Xest xl xalt. Greetings and good day. I am pleased to share that my article, "No Honor in Genocide: A Case Study of Street Renaming and Community Organizing in the Wake of National Decolonization Efforts," was published in the Gonzaga Journal of Hate Studies.
The case study provides an example wherein Indigenous people have objected to a place-name that honors genocide and thus consequently employed strategies to change the name to one that reclaims the Indigenous narrative.
For over two centuries, white settlers had named towns and landforms as a function of the settler-colonial mentality, even though these places and landmarks already had established Indigenous names.
The Sp̓oq̓ínš have always lived on these lands and interacted with their environment. Their cultural knowledge and identity are part of the landscape.
Tribal communities worked with urban Native Americans, non-Native allies and the Spokane City Council to challenge oppressive structures and change a name that honored genocide.
The 42 organizations, including Spokane Falls Community College, National Association for the Advancement of Colored People, The NATIVE Project, American Indian Community Center, as well as the Peace and Justice Action League, urged City Council members to ensure the expedient renaming of Fort George Wright Dr.
The lands of the Inland Northwest were not acquired in a peaceful manner, but rather as a brutal attack on Indigenous villages and families. As part of society's movement toward social equity, we need to critically analyze the teaching of history and the power relations of place-naming.
The City of Spokane's leadership recognized the sovereign territory and the importance of self-determination of renaming and thus asked the Spokane Tribe to lead the renaming process.
The Spokane City Council stayed courageous and challenged existing institutions of colonialism as well as questioned its own complicity in those institutions.
It maintained a pathway that led to decolonization, instead of using ideals of democracy to supplant Indigenous ways of knowing and doing. The City respected Indigenous understanding of Tribal territories.
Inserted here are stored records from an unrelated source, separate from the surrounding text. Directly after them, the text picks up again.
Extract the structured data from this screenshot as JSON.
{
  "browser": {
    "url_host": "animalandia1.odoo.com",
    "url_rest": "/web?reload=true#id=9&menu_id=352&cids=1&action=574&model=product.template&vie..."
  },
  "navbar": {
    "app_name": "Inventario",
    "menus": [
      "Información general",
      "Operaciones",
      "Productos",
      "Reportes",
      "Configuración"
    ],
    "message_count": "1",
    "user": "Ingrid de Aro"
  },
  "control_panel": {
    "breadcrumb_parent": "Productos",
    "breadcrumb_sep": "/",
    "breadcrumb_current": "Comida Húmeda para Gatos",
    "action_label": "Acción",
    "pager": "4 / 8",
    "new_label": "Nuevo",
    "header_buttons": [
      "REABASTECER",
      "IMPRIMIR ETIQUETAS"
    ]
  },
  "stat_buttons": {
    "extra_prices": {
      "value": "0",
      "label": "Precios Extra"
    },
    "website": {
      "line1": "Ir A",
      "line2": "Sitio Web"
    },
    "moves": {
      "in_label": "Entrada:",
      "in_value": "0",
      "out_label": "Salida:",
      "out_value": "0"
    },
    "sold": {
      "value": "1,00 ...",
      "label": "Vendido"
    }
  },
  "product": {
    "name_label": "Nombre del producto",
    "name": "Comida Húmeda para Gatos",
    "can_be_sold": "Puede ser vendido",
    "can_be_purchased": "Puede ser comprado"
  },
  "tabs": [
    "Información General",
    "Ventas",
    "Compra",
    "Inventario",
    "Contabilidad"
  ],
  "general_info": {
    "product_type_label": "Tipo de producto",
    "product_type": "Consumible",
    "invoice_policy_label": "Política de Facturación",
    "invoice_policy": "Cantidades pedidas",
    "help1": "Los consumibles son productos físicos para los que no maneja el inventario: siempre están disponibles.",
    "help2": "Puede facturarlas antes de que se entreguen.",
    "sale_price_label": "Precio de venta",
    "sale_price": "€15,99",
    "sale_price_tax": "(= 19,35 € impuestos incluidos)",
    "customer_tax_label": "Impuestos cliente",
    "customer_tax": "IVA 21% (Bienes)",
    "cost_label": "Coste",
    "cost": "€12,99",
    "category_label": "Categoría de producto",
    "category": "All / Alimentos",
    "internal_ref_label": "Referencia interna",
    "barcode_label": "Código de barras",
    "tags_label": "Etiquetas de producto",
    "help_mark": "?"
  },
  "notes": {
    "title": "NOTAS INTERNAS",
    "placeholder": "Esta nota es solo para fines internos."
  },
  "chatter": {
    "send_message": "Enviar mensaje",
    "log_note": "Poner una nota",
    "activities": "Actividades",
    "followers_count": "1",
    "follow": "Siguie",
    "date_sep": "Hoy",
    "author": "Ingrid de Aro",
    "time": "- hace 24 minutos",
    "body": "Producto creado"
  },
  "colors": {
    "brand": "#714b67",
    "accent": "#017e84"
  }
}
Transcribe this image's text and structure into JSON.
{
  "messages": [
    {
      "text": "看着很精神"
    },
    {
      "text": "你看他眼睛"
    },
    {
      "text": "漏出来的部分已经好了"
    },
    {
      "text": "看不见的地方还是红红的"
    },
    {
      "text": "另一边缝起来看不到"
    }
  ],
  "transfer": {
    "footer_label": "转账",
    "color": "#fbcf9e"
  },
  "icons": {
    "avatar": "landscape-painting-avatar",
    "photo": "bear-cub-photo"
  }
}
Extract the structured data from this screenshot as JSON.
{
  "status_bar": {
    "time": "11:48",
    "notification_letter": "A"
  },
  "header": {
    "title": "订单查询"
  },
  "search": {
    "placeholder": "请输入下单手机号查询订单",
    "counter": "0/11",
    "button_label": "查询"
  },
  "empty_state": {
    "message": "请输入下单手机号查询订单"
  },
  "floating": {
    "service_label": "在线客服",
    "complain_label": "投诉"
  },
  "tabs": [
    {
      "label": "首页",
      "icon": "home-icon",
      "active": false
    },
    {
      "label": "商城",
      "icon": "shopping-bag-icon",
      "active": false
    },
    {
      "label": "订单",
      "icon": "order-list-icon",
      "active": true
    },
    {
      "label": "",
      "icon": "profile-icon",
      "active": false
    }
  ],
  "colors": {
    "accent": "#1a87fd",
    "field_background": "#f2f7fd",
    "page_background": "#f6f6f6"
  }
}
The article is at https://doi.org/10.33972/jhs.200. Lem Lemsh sl lx laxt. Thank you my friends!
Margo Hill - Spokane Tribe of Indians